When you have an HDHP and need medical services, you should shop for not only the best provider but also the best price. “Just as you question things when you go to the supermarket or purchase a car, you have the responsibility to do it when it comes to your health care,” Wruck says.
Members of these plans are encouraged to use online price comparison tools for services.
Shop for the best prices on prescription drugs, too. Ask your doctor if there’s a generic or if he has coupons or samples that you can have, and talk to your pharmacist, Wruck says. The pharmacist may be aware of other options that will cost less, she says.
Speak up. Doctors don’t usually know what type of health insurance plan their patients have, Wruck says. Should your doctor recommend a test or treatment, it’s OK to say, “I have a high-deductible health insurance plan. This is going to cost me a good deal. Is it absolutely necessary? Is there a lower-cost option?”

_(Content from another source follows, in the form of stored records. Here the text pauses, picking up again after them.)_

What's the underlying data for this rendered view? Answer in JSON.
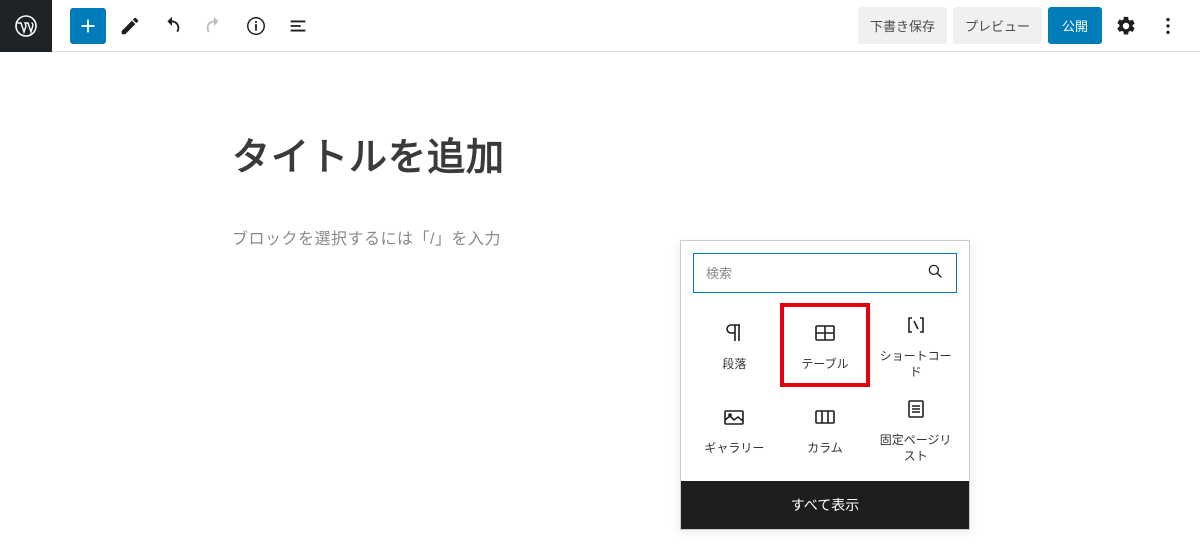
{
  "toolbar": {
    "save_draft": "下書き保存",
    "preview": "プレビュー",
    "publish": "公開"
  },
  "editor": {
    "title_placeholder": "タイトルを追加",
    "body_placeholder": "ブロックを選択するには「/」を入力"
  },
  "inserter": {
    "search_placeholder": "検索",
    "show_all": "すべて表示",
    "blocks": [
      {
        "id": "paragraph",
        "label": "段落"
      },
      {
        "id": "table",
        "label": "テーブル"
      },
      {
        "id": "shortcode",
        "label": "ショートコード"
      },
      {
        "id": "gallery",
        "label": "ギャラリー"
      },
      {
        "id": "columns",
        "label": "カラム"
      },
      {
        "id": "page-list",
        "label": "固定ページリスト"
      }
    ]
  }
}
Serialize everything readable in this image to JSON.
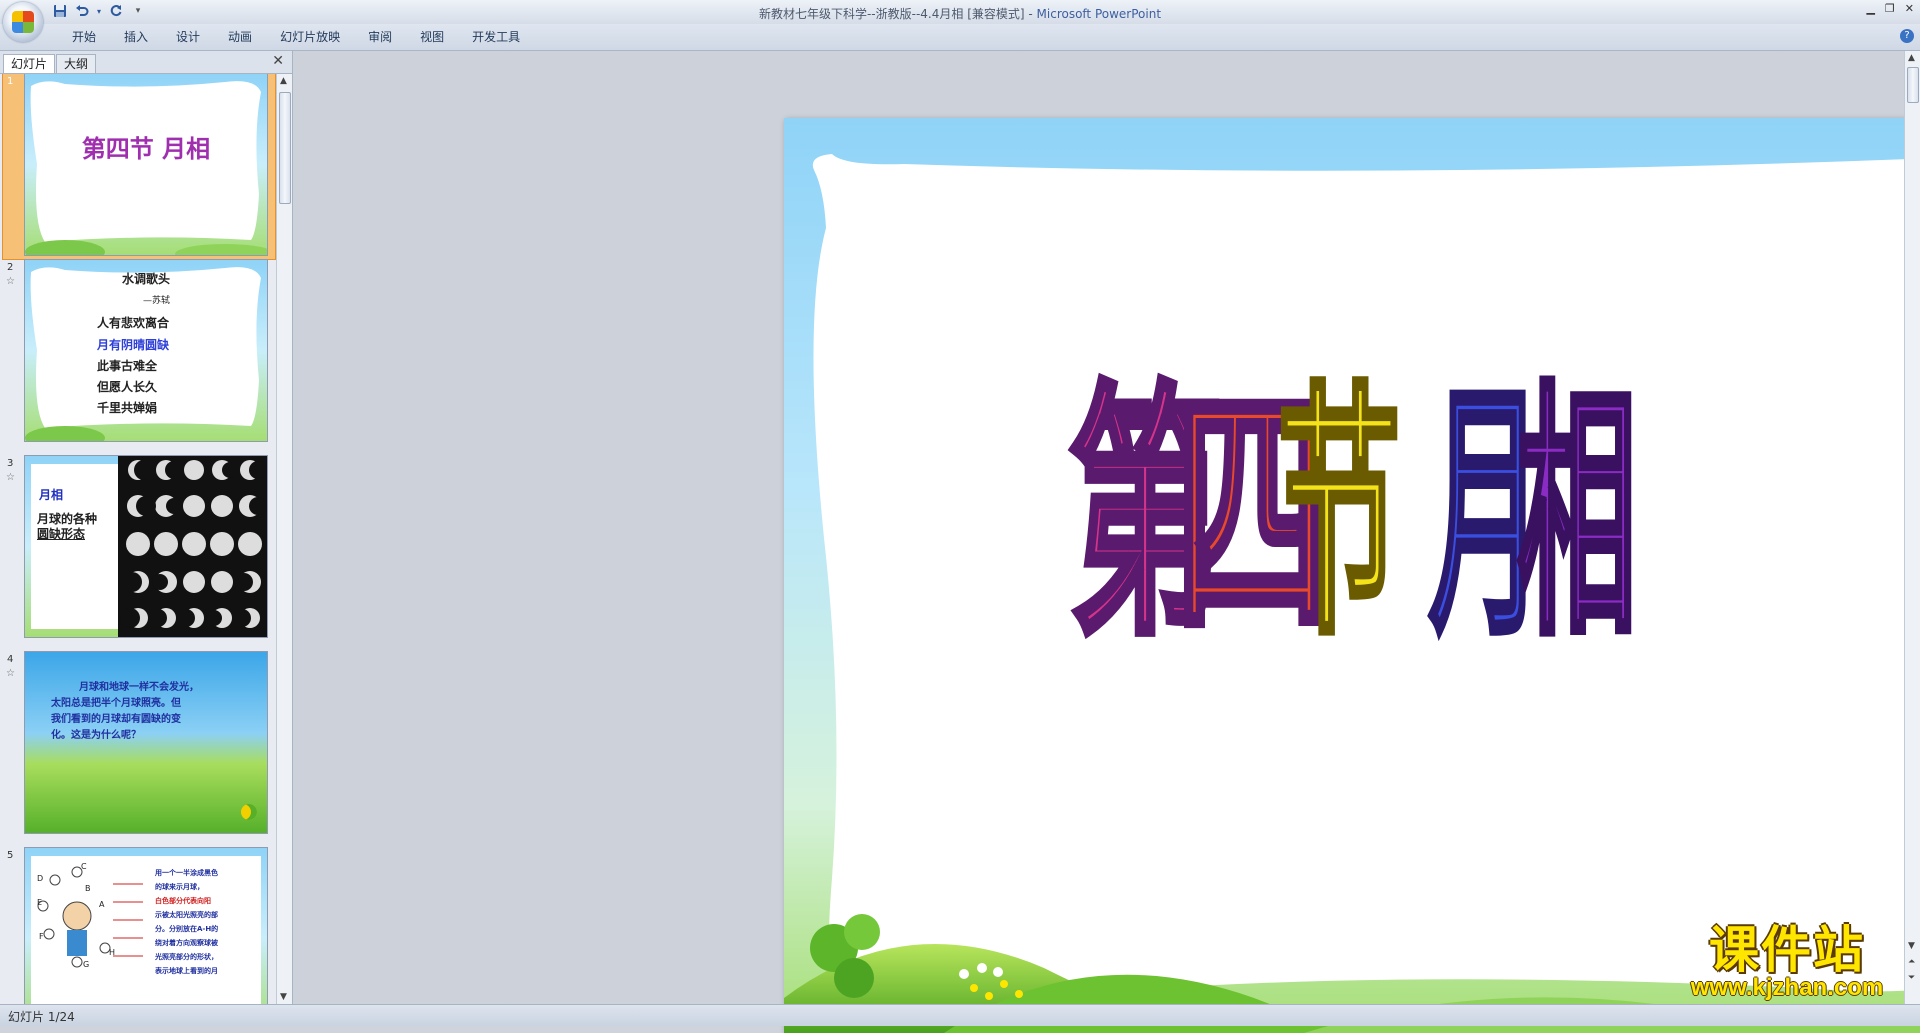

Most people aren’t used to questioning their provider’s recommendations, says Wruck. But there’s no harm in at least asking and weighing options and costs.
Use in-network providers. Even though your insurance won’t pay until you’ve completed payment of your high deductible, your plan has negotiated discounts with providers and hospitals, and you’re entitled to those discounts as long as you use those in-network providers, Leibowitz says.
Some health insurance plans even have preferred provider networks. Leibowitz says the discount they negotiate with preferred providers is greater than those who are simply “in network.”
Question every bill. Before you pay that bill, compare it to the Explanation of Benefits (EOB) statement you receive from your provider, Leibowitz says. The bill could contain errors.
If you discover an error, ask your provider to resubmit the claim using the correct codes. Give it some time, and follow up with your insurance company to make sure the bill was reprocessed correctly.
Contribute as much as you can to a health savings account (HSA).HDHP plans can be tied to a health savings account that allows you to put money away tax-free to help pay for medical expenses.
Unlike flexible spending accounts, HSAs are not “use it or lose it,” Wruck says. The money will stay in your account and grow tax-free. The IRS has set the maximum contribution to an HSA for 2016 at $3,350 for an individual and $6,750 for a family. If you are 55 or older, you can make additional catch-up contributions of up to $1,000 annually. Contribute as much as you comfortably can.
Being willing to put in the work to research and compare providers, services and prescriptions could end up saving you a lot of money that you otherwise might have paid in premiums with another plan.